We have generated symbolic links on the FTP site for the files that have been replaced to give everyone time to update their FTP download procedures to the new files' locations:

New version of DASty

Our DAS web client DASty has been redesigned. DASty provides a visual representation of the compilation of protein annotations from different third-party sources. This allows users to get a global overview of all protein annotation available for their protein of interest, from UniProt as well as other sources. The “Third-party data” link that is available on each UniProtKB entry now leads to this new version of DASty. Any bookmarks should be updated accordingly. For instance, the “Third-party data” link for UniProt accession P05067 now links to

Changes to the controlled vocabulary of human diseases

New diseases:

Modified diseases:

Changes to the controlled vocabulary for PTMs

Modified terms for the feature key ‘Cross-link’ (‘CROSSLNK’ in the flat file):

  • 1-(tryptophan-3-yl)-tryptophan (Trp-Trp) (interchain) -> 1-(tryptophan-3-yl)-tryptophan (Trp-Trp) (interchain with W-...)
  • 5'-tyrosyl-5'-aminotyrosine (Tyr-Tyr) (interchain) -> 5'-tyrosyl-5'-aminotyrosine (Tyr-Tyr) (interchain with Y-...)
  • Glycyl threonine ester (Gly-Thr) (interchain with G-...) -> Glycyl threonine ester (Gly-Thr) (interchain with T-...)

Changes to keywords

New keywords:

Modified keywords:

Deleted keyword:

  • Phage maturation

We'd like to inform you that we have updated our Privacy Notice to comply with Europe’s new General Data Protection Regulation (GDPR) that applies since 25 May 2018.

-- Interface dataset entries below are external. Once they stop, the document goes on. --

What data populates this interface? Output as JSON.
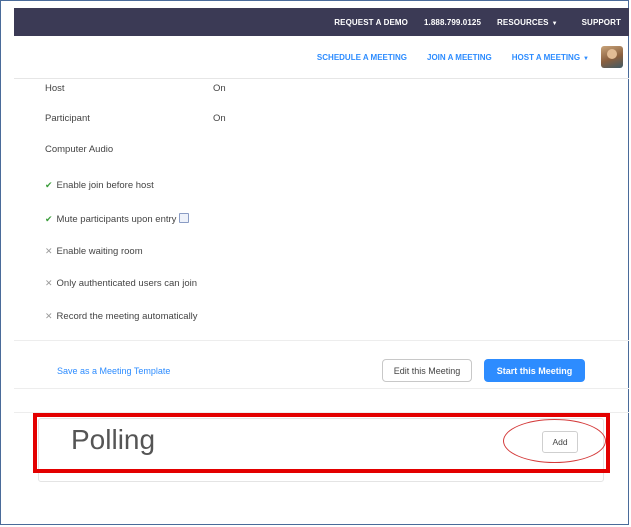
{
  "topbar": {
    "request_demo": "REQUEST A DEMO",
    "phone": "1.888.799.0125",
    "resources": "RESOURCES",
    "support": "SUPPORT"
  },
  "nav": {
    "schedule": "SCHEDULE A MEETING",
    "join": "JOIN A MEETING",
    "host": "HOST A MEETING"
  },
  "settings": {
    "host_label": "Host",
    "host_value": "On",
    "participant_label": "Participant",
    "participant_value": "On",
    "computer_audio": "Computer Audio",
    "options": [
      {
        "label": "Enable join before host",
        "checked": true
      },
      {
        "label": "Mute participants upon entry",
        "checked": true
      },
      {
        "label": "Enable waiting room",
        "checked": false
      },
      {
        "label": "Only authenticated users can join",
        "checked": false
      },
      {
        "label": "Record the meeting automatically",
        "checked": false
      }
    ]
  },
  "actions": {
    "save_template": "Save as a Meeting Template",
    "edit": "Edit this Meeting",
    "start": "Start this Meeting"
  },
  "polling": {
    "title": "Polling",
    "add": "Add"
  },
  "colors": {
    "accent": "#2d8cff",
    "topbar": "#3b3a55",
    "highlight": "#e30000"
  }
}
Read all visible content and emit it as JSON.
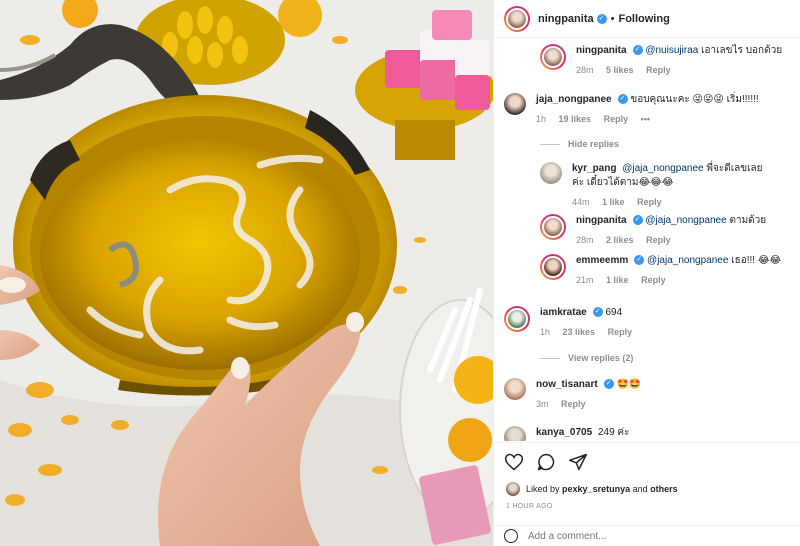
{
  "post": {
    "author": "ningpanita",
    "follow_state": "Following",
    "separator": "•"
  },
  "comments": [
    {
      "user": "ningpanita",
      "mention": "@nuisujiraa",
      "text": "เอาเลขไร บอกด้วย",
      "time": "28m",
      "likes": "5 likes",
      "reply": "Reply"
    },
    {
      "user": "jaja_nongpanee",
      "mention": "",
      "text": "ขอบคุณนะคะ 😜😜😜 เริ่ม!!!!!!",
      "time": "1h",
      "likes": "19 likes",
      "reply": "Reply",
      "more": "•••"
    },
    {
      "user": "kyr_pang",
      "mention": "@jaja_nongpanee",
      "text": "พี่จะดีเลขเลยค่ะ เดี๋ยวได้ตาม😂😂😂",
      "time": "44m",
      "likes": "1 like",
      "reply": "Reply"
    },
    {
      "user": "ningpanita",
      "mention": "@jaja_nongpanee",
      "text": "ตามด้วย",
      "time": "28m",
      "likes": "2 likes",
      "reply": "Reply"
    },
    {
      "user": "emmeemm",
      "mention": "@jaja_nongpanee",
      "text": "เธอ!!! 😂😂",
      "time": "21m",
      "likes": "1 like",
      "reply": "Reply"
    },
    {
      "user": "iamkratae",
      "mention": "",
      "text": "694",
      "time": "1h",
      "likes": "23 likes",
      "reply": "Reply"
    },
    {
      "user": "now_tisanart",
      "mention": "",
      "text": "🤩🤩",
      "time": "3m",
      "likes": "",
      "reply": "Reply"
    },
    {
      "user": "kanya_0705",
      "mention": "",
      "text": "249 ค่ะ",
      "time": "",
      "likes": "",
      "reply": ""
    }
  ],
  "hide_replies": "Hide replies",
  "view_replies": "View replies (2)",
  "liked_by": {
    "prefix": "Liked by",
    "user": "pexky_sretunya",
    "and": "and",
    "others": "others"
  },
  "time_ago": "1 HOUR AGO",
  "add_comment_placeholder": "Add a comment...",
  "icons": [
    "heart-icon",
    "comment-icon",
    "share-icon",
    "verified-icon"
  ],
  "colors": {
    "verified": "#3897f0",
    "muted": "#8e8e8e",
    "text": "#262626",
    "mention": "#00376b"
  }
}
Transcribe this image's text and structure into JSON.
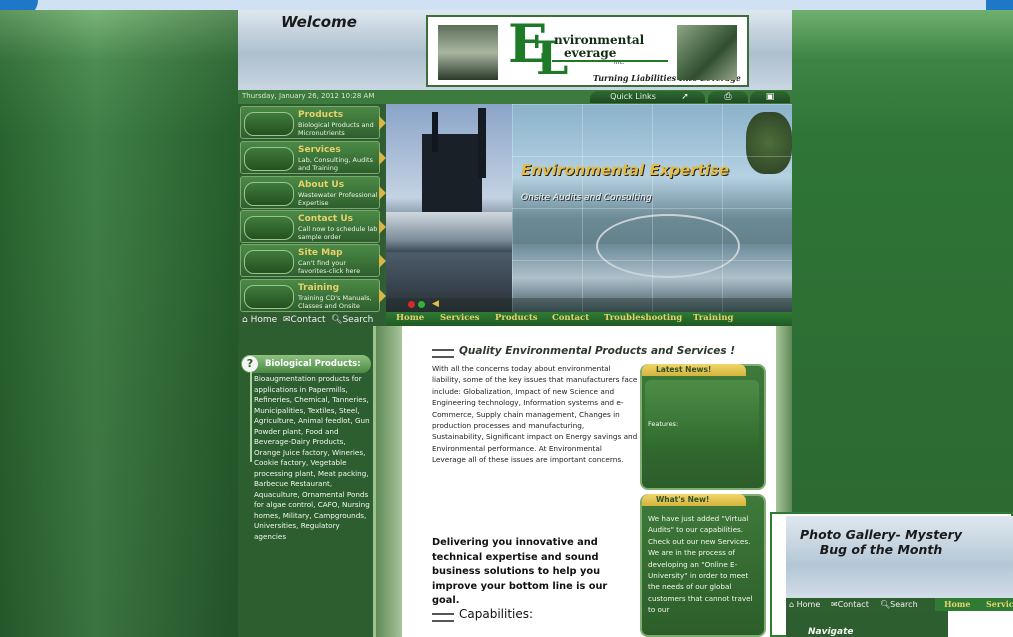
{
  "header": {
    "welcome": "Welcome",
    "logo": {
      "big_e": "E",
      "big_l": "L",
      "word1": "nvironmental",
      "word2": "everage",
      "inc": "inc.",
      "tagline": "Turning Liabilities Into Leverage"
    },
    "date": "Thursday, January 26, 2012        10:28 AM",
    "quick_links": "Quick Links"
  },
  "nav": [
    {
      "title": "Products",
      "desc": "Biological Products and Micronutrients"
    },
    {
      "title": "Services",
      "desc": "Lab, Consulting, Audits and Training"
    },
    {
      "title": "About Us",
      "desc": "Wastewater Professional Expertise"
    },
    {
      "title": "Contact Us",
      "desc": "Call now to schedule lab sample order"
    },
    {
      "title": "Site Map",
      "desc": "Can't find your favorites-click here"
    },
    {
      "title": "Training",
      "desc": "Training CD's Manuals, Classes and Onsite"
    }
  ],
  "utility": {
    "home": "Home",
    "contact": "Contact",
    "search": "Search"
  },
  "hero": {
    "title": "Environmental Expertise",
    "subtitle": "Onsite Audits and Consulting"
  },
  "topnav": [
    "Home",
    "Services",
    "Products",
    "Contact",
    "Troubleshooting",
    "Training"
  ],
  "bio": {
    "title": "Biological Products:",
    "text": "Bioaugmentation products for applications in Papermills, Refineries, Chemical, Tanneries, Municipalities, Textiles, Steel, Agriculture, Animal feedlot, Gun Powder plant, Food and Beverage-Dairy Products, Orange Juice factory, Wineries, Cookie factory, Vegetable processing plant, Meat packing, Barbecue Restaurant, Aquaculture, Ornamental Ponds for algae control, CAFO, Nursing homes, Military, Campgrounds, Universities, Regulatory agencies"
  },
  "main": {
    "heading": "Quality Environmental Products and Services !",
    "intro": "With all the concerns today about environmental liability, some of the key issues that manufacturers face include: Globalization, Impact of new Science and Engineering technology, Information systems and e-Commerce, Supply chain management, Changes in production processes and manufacturing, Sustainability, Significant impact on Energy savings and Environmental performance. At Environmental Leverage all of these issues are important concerns.",
    "deliver": "Delivering you innovative and technical expertise and sound business solutions to help you improve your bottom line is our goal.",
    "capabilities": "Capabilities:"
  },
  "latest_news": {
    "label": "Latest News!",
    "features": "Features:"
  },
  "whats_new": {
    "label": "What's New!",
    "text": "We have just added \"Virtual Audits\" to our capabilities. Check out our new Services. We are in the process of developing an \"Online E-University\" in order to meet the needs of our global customers that cannot travel to our"
  },
  "popup": {
    "title": "Photo Gallery- Mystery Bug of the Month",
    "home": "Home",
    "contact": "Contact",
    "search": "Search",
    "nav_home": "Home",
    "nav_services": "Servic",
    "navigate": "Navigate"
  },
  "colors": {
    "brand_green": "#1e7a27",
    "accent_gold": "#e3bb45",
    "nav_text": "#e7d26d"
  },
  "icons": [
    "home-icon",
    "envelope-icon",
    "search-icon",
    "back-arrow-icon",
    "print-icon",
    "gift-icon",
    "question-icon",
    "speaker-icon"
  ]
}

Do not show this banner again
UniProt is an ELIXIR core data resource
Main funding by: National Institutes of Health